== Segment start ==

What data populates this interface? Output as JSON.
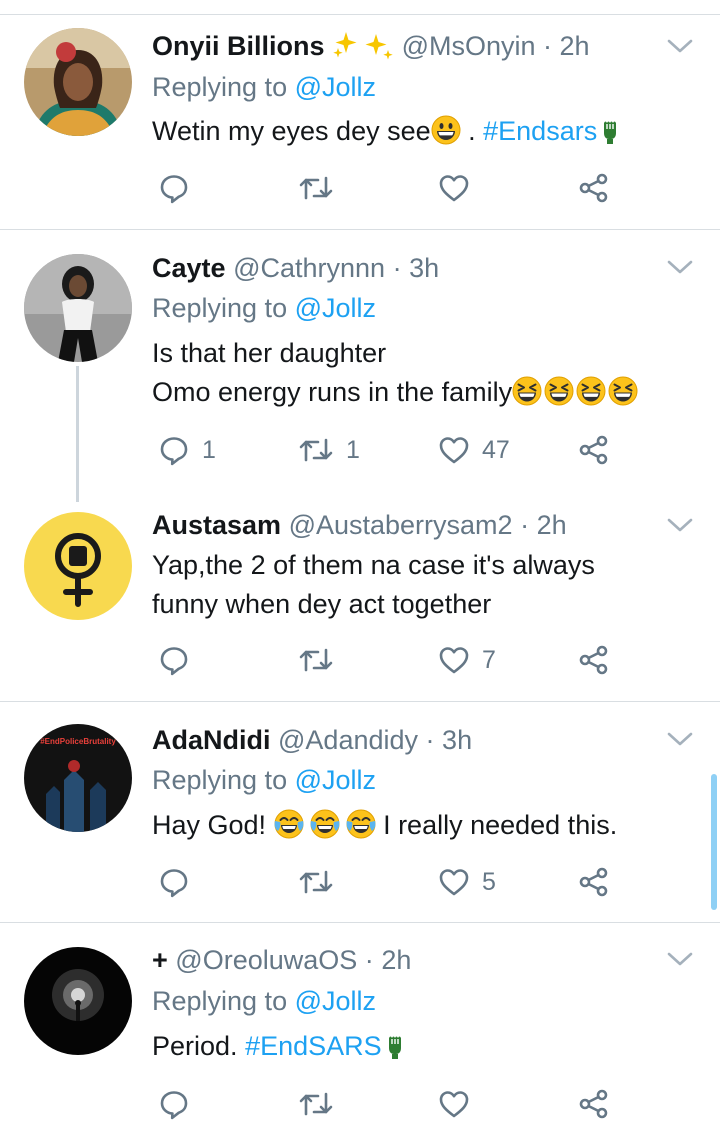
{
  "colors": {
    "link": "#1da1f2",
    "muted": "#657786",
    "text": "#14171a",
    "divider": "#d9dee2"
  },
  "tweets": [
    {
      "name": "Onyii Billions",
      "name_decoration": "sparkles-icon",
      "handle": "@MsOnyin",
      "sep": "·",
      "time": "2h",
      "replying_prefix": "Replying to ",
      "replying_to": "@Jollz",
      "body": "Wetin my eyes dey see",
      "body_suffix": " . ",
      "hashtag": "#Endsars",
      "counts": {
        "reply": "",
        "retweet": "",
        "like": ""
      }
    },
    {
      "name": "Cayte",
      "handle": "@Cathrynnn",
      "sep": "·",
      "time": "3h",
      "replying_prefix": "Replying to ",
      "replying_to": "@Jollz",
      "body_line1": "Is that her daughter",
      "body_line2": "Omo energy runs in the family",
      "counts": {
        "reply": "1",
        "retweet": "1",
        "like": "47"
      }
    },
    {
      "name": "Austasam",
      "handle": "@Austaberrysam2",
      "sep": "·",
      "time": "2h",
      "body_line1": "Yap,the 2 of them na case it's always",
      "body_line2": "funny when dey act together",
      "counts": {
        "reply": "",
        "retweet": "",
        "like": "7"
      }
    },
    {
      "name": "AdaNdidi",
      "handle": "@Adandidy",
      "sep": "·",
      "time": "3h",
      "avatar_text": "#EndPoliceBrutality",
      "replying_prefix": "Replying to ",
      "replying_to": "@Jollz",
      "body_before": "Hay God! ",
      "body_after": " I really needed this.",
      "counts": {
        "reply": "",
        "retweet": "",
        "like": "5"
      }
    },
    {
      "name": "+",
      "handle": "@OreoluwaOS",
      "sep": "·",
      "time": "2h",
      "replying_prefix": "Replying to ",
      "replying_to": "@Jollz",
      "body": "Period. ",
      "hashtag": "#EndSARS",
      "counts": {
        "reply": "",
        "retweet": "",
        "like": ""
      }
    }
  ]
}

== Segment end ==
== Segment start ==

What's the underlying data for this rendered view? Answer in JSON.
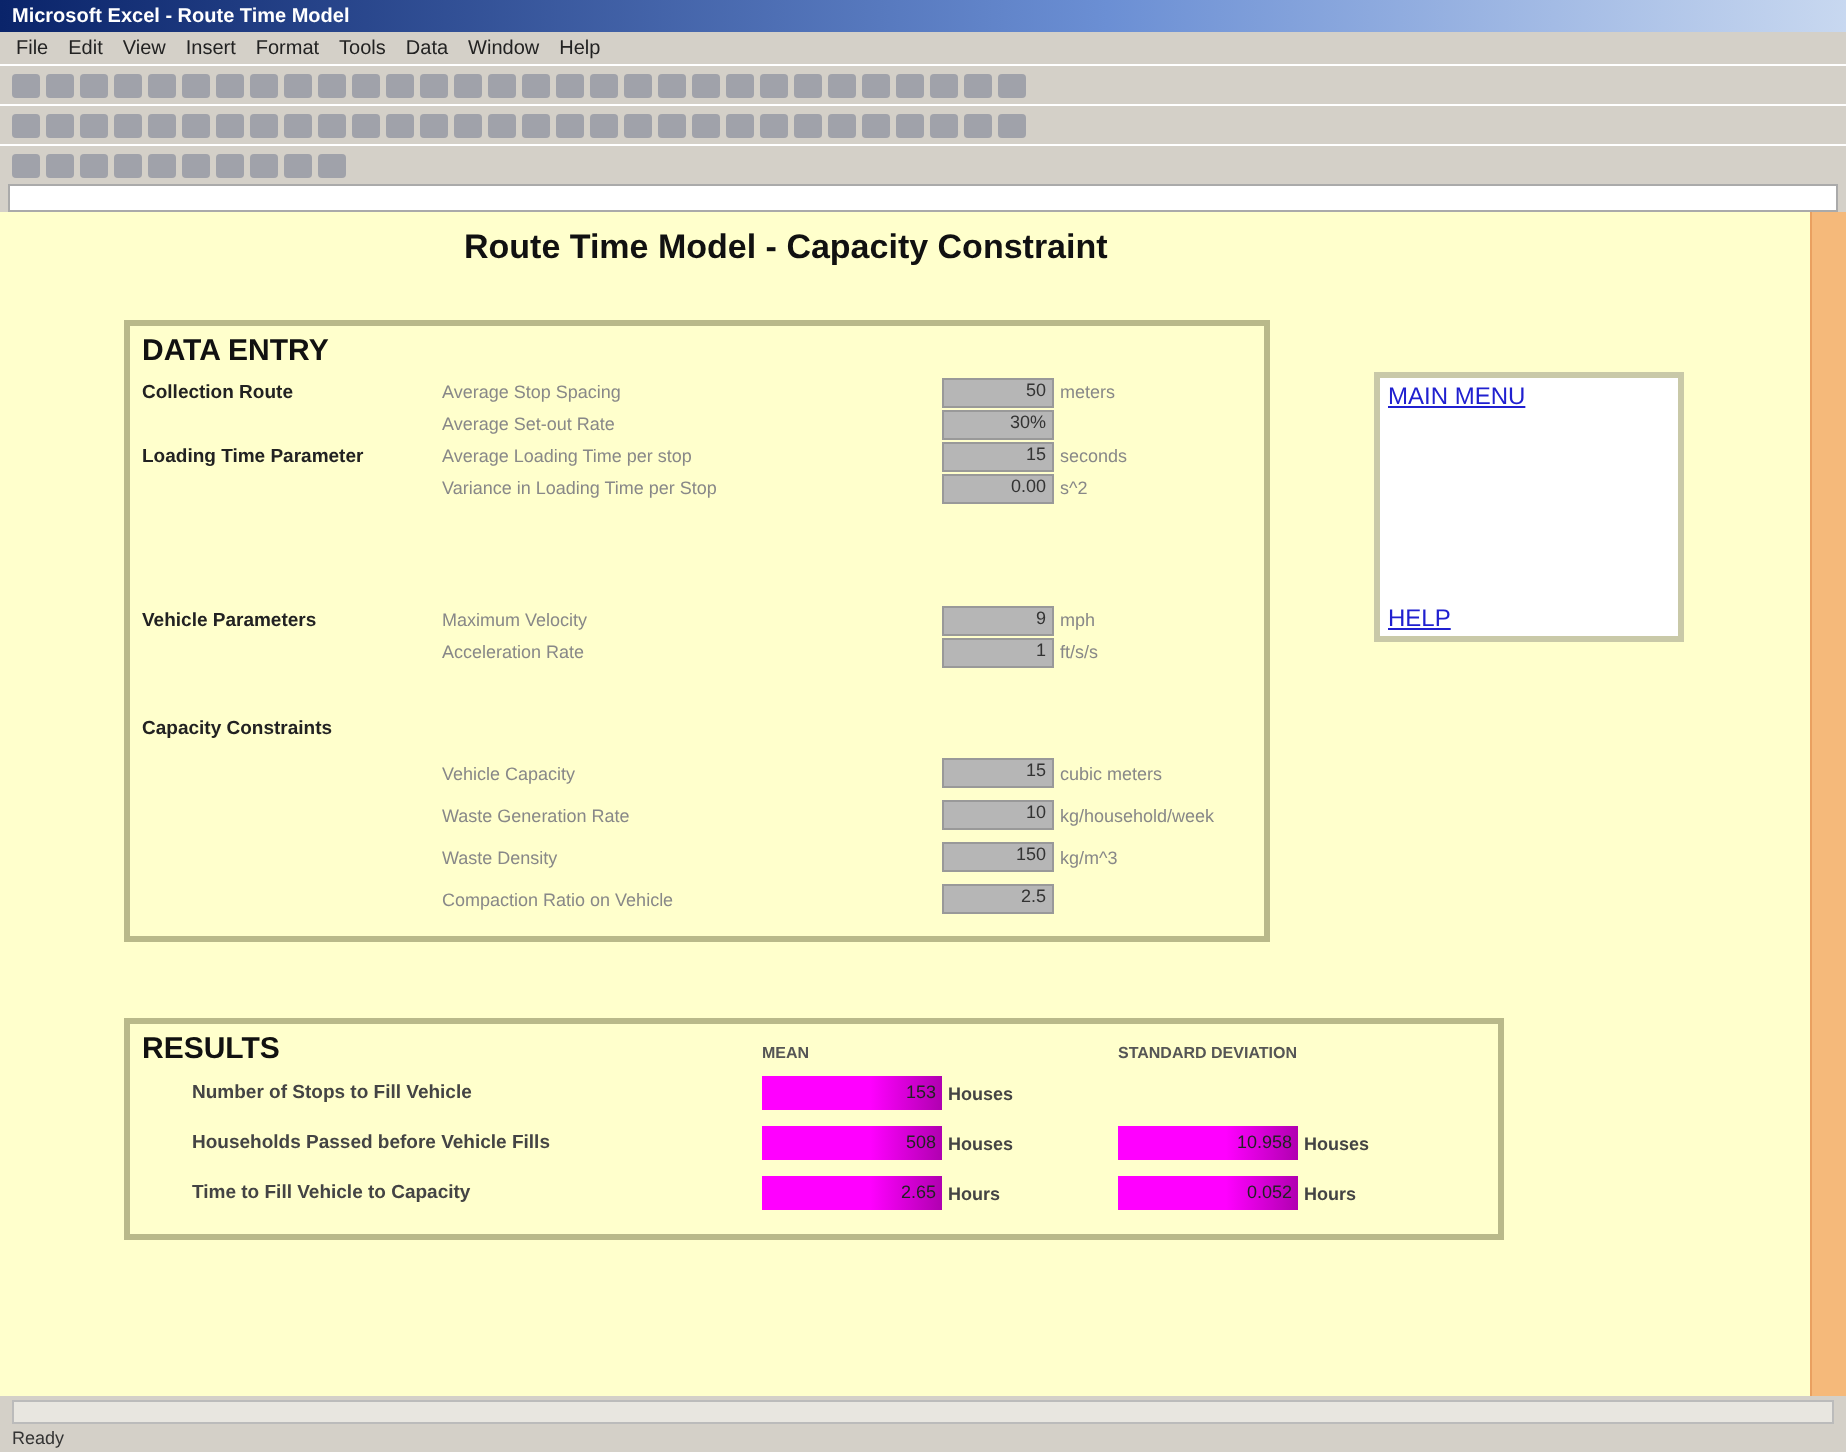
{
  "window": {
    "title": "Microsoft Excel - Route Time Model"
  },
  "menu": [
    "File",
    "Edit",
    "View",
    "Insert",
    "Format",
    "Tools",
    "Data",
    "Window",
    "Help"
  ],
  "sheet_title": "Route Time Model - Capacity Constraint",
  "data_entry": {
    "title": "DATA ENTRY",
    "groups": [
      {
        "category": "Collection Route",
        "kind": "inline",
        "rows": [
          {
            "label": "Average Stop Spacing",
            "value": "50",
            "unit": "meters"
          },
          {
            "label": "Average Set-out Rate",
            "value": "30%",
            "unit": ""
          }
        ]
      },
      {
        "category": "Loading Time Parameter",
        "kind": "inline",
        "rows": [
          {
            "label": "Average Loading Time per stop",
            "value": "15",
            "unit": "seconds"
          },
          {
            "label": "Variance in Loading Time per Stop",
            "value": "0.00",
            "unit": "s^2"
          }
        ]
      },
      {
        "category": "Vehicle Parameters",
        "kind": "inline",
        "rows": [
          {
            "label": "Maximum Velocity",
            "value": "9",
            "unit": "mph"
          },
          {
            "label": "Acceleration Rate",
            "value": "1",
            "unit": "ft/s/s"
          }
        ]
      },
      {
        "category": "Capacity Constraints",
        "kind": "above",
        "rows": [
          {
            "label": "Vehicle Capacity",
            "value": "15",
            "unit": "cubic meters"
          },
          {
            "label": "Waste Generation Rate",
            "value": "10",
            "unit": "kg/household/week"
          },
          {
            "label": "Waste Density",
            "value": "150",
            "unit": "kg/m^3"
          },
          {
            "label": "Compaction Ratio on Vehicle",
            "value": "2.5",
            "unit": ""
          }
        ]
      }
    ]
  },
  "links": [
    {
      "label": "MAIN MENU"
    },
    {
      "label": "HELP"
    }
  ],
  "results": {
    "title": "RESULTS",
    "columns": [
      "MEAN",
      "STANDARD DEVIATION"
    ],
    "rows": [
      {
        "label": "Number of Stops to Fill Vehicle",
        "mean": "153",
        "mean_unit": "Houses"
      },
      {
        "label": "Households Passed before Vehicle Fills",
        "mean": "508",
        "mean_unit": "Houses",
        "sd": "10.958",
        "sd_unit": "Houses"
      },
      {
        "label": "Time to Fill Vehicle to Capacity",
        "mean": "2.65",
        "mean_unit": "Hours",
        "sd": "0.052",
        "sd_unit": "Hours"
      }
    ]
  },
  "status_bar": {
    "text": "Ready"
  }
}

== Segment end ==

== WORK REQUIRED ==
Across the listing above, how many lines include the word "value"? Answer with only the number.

== ANSWER TO THE PROBLEM ==
10